▶ [EXERCISE OBJECTIVE]
The answer must consist of every line in the records that contains the word "files".

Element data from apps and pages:
....

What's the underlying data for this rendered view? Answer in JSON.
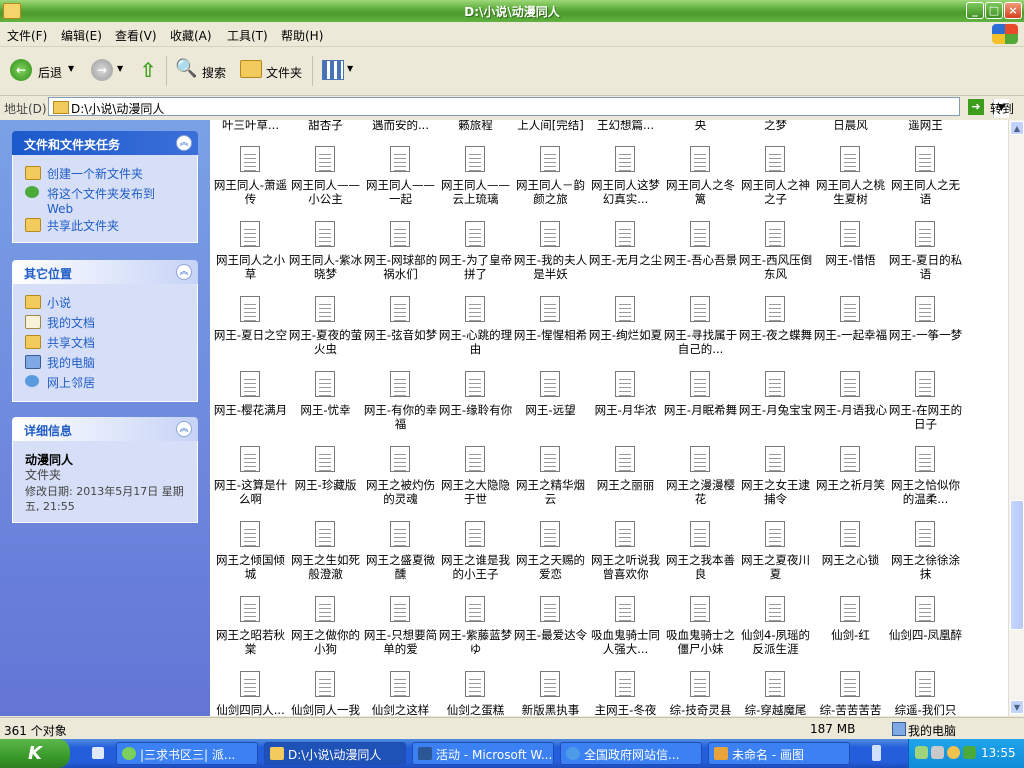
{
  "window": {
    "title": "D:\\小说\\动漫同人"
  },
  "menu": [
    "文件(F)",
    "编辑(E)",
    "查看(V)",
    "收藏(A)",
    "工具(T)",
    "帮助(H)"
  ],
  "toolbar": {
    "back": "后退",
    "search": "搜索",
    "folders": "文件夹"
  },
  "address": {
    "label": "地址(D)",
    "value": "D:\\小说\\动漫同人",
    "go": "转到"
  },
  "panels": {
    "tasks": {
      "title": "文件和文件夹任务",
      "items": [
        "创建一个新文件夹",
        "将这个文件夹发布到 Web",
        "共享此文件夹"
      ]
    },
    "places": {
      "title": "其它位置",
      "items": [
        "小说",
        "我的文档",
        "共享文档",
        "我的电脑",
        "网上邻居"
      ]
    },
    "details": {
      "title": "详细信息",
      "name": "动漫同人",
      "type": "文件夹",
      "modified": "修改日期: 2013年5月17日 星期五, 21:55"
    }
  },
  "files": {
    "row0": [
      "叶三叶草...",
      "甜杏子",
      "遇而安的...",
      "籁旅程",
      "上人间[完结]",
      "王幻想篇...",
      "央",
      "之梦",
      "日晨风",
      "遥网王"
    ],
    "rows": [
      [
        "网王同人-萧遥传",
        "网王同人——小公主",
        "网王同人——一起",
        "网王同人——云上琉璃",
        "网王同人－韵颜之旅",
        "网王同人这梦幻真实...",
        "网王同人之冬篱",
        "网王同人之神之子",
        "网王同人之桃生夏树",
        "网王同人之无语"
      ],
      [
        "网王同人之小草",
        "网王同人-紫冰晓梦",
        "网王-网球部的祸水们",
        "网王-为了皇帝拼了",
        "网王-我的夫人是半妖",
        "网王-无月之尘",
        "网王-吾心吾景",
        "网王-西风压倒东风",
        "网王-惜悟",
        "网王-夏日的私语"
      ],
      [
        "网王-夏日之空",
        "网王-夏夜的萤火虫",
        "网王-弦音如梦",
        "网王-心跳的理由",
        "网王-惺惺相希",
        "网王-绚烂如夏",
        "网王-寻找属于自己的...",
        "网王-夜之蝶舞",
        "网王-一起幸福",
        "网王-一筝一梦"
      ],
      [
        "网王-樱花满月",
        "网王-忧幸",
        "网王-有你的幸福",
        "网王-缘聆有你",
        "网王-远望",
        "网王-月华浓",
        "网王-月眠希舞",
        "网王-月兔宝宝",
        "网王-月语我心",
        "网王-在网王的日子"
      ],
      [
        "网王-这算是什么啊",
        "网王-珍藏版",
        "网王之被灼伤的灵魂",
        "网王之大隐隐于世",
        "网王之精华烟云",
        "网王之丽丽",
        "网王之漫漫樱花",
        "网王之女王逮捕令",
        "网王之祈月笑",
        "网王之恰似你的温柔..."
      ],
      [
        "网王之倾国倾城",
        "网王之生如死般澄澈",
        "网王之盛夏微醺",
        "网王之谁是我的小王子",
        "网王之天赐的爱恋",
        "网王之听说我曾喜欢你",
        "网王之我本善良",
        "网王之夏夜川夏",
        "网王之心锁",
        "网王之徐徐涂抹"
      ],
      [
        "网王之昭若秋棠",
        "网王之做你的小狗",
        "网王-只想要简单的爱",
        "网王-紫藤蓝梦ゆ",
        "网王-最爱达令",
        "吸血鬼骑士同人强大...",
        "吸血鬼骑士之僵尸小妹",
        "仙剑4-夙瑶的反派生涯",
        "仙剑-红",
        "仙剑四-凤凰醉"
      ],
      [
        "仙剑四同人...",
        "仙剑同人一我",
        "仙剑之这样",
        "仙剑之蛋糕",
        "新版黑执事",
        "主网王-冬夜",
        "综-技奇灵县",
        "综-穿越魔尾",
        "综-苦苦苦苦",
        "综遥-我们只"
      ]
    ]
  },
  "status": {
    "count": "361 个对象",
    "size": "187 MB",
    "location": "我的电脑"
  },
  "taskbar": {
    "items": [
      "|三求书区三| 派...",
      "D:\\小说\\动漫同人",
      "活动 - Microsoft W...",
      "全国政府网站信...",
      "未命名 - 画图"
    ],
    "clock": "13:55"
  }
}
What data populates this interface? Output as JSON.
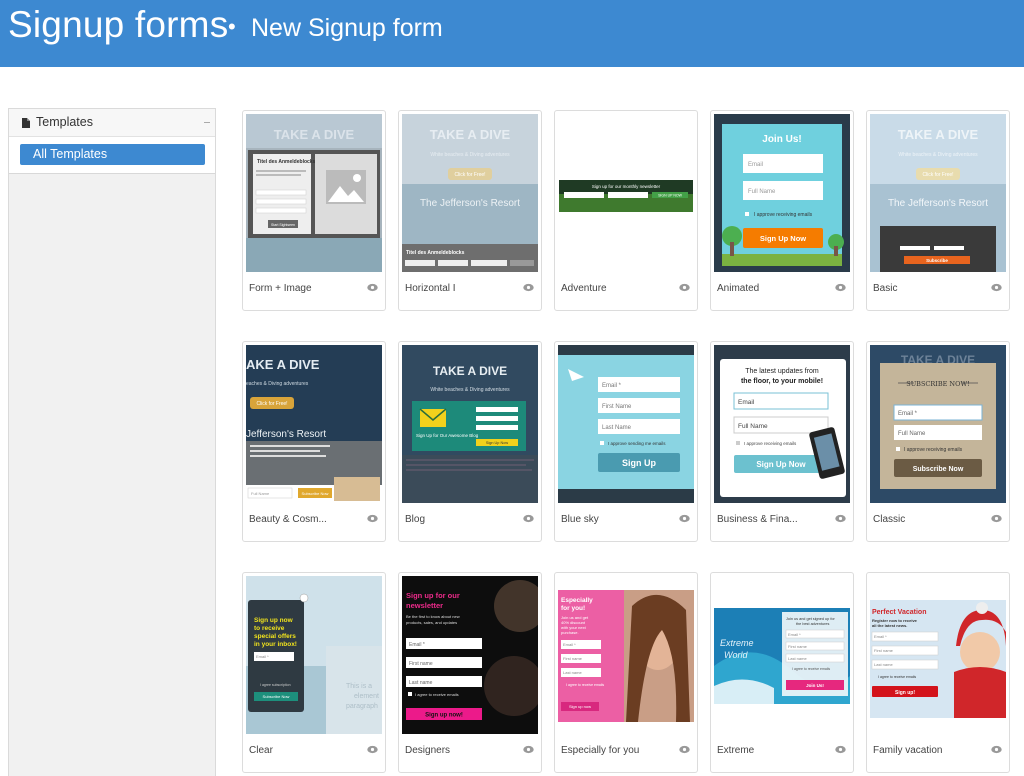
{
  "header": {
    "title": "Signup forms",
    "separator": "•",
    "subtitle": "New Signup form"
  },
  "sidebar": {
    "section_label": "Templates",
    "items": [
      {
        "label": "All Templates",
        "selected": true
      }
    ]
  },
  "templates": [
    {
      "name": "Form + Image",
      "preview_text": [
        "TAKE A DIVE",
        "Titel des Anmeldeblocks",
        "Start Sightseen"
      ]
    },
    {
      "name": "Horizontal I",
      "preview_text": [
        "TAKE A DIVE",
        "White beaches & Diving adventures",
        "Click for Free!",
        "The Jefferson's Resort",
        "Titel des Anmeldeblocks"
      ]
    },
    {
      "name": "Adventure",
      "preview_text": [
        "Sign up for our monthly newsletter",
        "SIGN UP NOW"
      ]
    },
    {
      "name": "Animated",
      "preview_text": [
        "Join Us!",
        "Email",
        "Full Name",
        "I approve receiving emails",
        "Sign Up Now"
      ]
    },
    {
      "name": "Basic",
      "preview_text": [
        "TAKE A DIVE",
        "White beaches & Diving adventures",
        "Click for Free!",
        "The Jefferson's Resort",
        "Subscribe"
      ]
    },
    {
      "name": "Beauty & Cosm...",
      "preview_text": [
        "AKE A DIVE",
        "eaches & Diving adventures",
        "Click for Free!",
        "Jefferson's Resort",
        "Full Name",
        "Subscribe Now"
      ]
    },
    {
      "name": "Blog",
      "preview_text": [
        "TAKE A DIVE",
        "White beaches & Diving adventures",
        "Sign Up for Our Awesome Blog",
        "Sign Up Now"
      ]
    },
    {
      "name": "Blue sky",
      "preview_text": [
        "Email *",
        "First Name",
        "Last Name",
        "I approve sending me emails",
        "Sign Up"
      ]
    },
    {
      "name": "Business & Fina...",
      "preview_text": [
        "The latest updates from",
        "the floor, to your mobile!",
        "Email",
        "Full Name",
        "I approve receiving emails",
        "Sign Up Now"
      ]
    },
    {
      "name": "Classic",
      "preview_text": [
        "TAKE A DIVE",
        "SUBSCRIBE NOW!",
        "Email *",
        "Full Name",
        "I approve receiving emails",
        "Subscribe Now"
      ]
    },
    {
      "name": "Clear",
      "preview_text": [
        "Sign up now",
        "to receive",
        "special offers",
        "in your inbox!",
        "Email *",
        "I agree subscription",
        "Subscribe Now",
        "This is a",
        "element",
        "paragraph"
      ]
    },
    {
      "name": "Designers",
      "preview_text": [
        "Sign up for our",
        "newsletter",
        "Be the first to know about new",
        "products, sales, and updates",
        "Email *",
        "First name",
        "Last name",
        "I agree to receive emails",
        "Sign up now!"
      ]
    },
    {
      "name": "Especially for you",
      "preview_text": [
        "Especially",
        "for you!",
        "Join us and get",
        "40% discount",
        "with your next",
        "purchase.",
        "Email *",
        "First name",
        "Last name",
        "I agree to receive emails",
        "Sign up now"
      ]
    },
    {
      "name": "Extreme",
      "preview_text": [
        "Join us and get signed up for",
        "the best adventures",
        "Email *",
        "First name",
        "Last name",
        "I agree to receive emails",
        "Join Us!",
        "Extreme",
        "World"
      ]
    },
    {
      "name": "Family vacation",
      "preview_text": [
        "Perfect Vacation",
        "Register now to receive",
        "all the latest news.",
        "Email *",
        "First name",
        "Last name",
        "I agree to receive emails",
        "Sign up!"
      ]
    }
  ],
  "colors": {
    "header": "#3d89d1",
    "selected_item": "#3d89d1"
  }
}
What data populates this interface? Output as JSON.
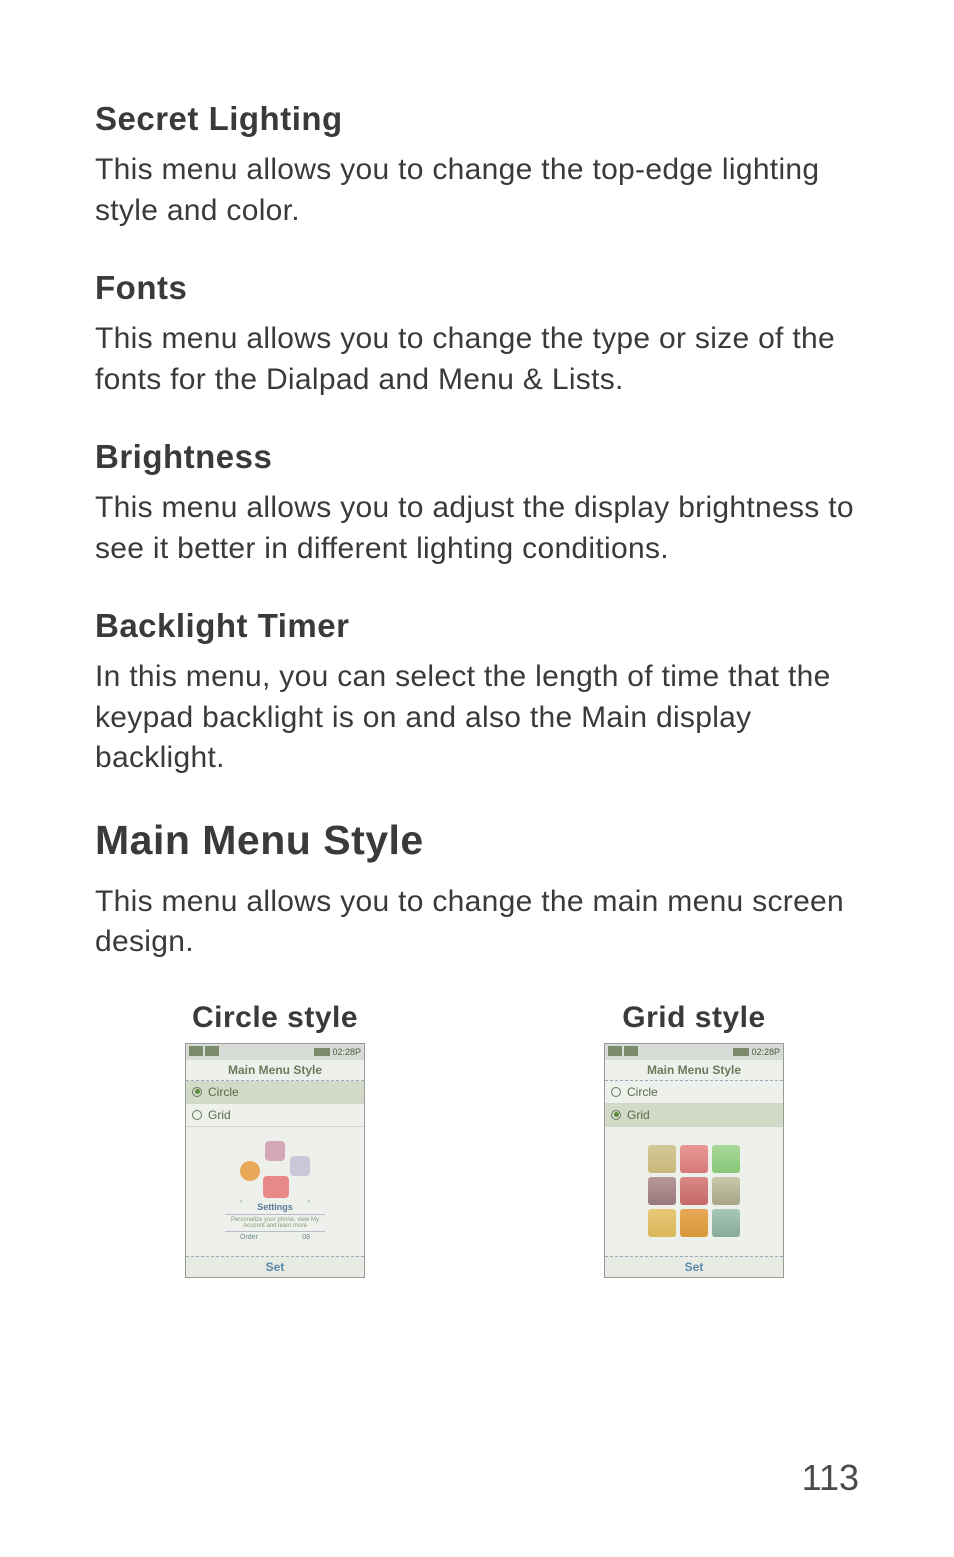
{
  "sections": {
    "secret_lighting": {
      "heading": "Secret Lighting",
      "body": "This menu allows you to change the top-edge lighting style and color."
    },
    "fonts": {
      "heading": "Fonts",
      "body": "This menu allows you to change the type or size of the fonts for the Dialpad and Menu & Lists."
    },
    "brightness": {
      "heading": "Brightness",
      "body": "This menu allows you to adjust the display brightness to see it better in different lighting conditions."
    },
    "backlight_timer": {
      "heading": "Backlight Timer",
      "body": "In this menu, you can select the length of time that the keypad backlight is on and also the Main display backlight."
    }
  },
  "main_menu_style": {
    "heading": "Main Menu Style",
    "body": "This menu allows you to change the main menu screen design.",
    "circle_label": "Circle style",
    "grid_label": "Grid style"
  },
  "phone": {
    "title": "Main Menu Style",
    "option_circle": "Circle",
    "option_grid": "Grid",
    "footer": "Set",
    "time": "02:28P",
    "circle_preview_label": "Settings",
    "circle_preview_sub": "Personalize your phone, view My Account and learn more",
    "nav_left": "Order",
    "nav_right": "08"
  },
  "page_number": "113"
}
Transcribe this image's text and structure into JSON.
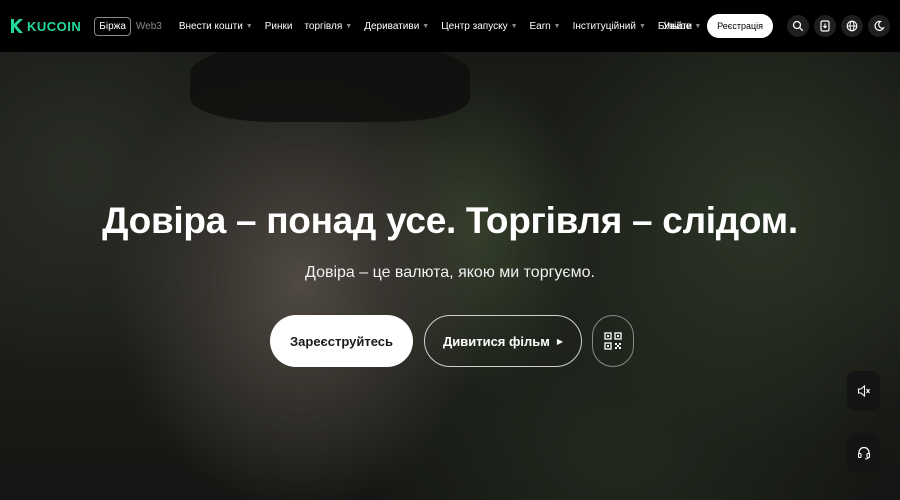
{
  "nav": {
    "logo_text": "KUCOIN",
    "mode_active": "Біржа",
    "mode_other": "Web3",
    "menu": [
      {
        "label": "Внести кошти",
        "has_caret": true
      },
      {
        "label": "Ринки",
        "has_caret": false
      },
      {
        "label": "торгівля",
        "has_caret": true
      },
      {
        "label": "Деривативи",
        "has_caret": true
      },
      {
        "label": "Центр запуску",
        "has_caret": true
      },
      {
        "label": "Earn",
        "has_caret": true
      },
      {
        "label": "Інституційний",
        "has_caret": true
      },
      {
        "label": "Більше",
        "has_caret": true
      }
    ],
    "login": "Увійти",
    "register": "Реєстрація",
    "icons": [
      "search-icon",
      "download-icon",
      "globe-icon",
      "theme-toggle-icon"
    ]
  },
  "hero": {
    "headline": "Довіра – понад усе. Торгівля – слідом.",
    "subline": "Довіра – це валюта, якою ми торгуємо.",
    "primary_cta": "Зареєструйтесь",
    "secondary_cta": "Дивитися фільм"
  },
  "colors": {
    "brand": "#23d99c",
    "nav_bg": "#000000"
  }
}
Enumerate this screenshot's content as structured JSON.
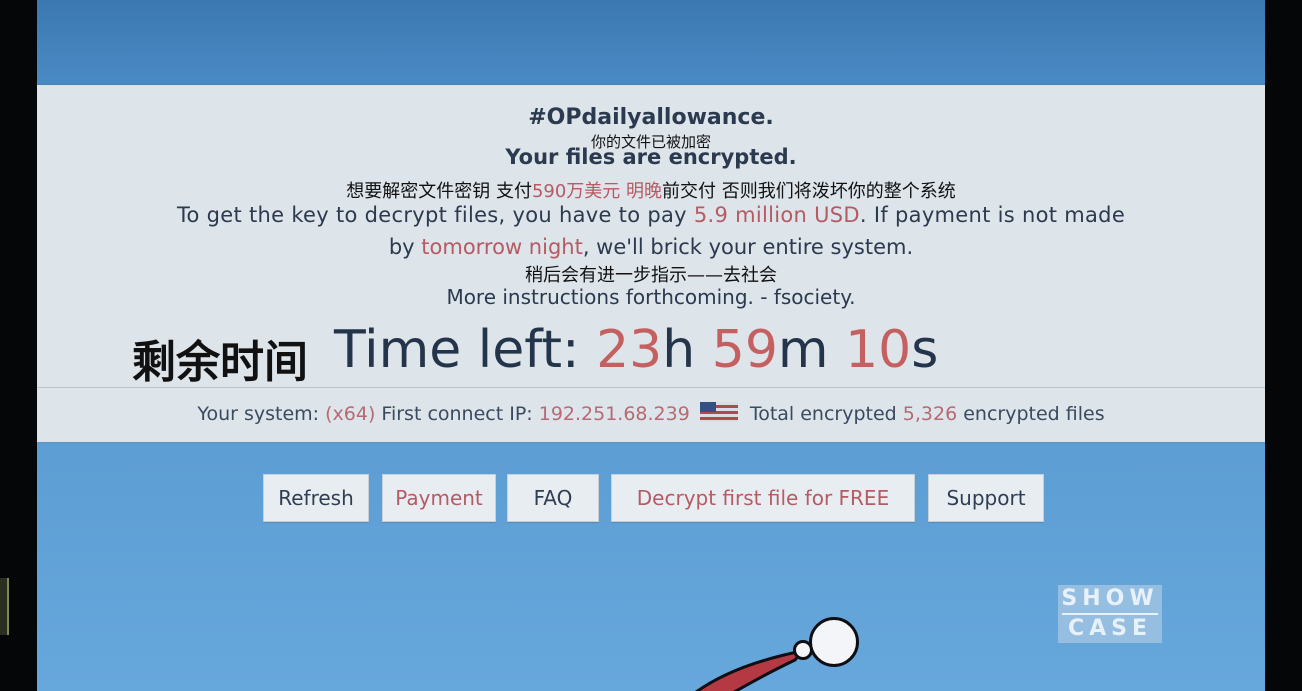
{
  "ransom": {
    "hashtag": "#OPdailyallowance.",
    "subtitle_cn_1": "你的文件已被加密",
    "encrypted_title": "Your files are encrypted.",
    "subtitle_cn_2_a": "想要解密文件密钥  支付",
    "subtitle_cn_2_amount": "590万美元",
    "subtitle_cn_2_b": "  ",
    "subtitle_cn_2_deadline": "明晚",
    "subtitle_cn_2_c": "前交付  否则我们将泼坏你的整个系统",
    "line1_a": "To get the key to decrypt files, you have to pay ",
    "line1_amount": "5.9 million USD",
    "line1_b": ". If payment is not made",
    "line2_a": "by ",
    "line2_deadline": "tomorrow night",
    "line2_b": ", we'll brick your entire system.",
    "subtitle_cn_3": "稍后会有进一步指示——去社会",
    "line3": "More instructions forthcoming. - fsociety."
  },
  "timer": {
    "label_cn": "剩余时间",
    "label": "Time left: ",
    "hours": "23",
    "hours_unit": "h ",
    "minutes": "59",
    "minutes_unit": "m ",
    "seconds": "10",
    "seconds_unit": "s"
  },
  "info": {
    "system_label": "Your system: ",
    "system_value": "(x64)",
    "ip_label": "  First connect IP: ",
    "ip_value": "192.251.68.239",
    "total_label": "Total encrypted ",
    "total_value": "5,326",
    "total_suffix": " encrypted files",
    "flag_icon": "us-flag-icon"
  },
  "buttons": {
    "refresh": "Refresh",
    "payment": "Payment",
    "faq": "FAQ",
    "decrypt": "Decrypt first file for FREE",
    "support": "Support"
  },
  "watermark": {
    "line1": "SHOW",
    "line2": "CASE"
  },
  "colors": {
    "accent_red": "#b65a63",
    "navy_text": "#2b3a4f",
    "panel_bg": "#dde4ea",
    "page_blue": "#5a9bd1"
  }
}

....

▶ [TASK RESPONSE]
  "files": {
    "encrypted_title": "Your files are encrypted.",
    "line1_a": "To get the key to decrypt files, you have to pay ",
    "total_suffix": " encrypted files",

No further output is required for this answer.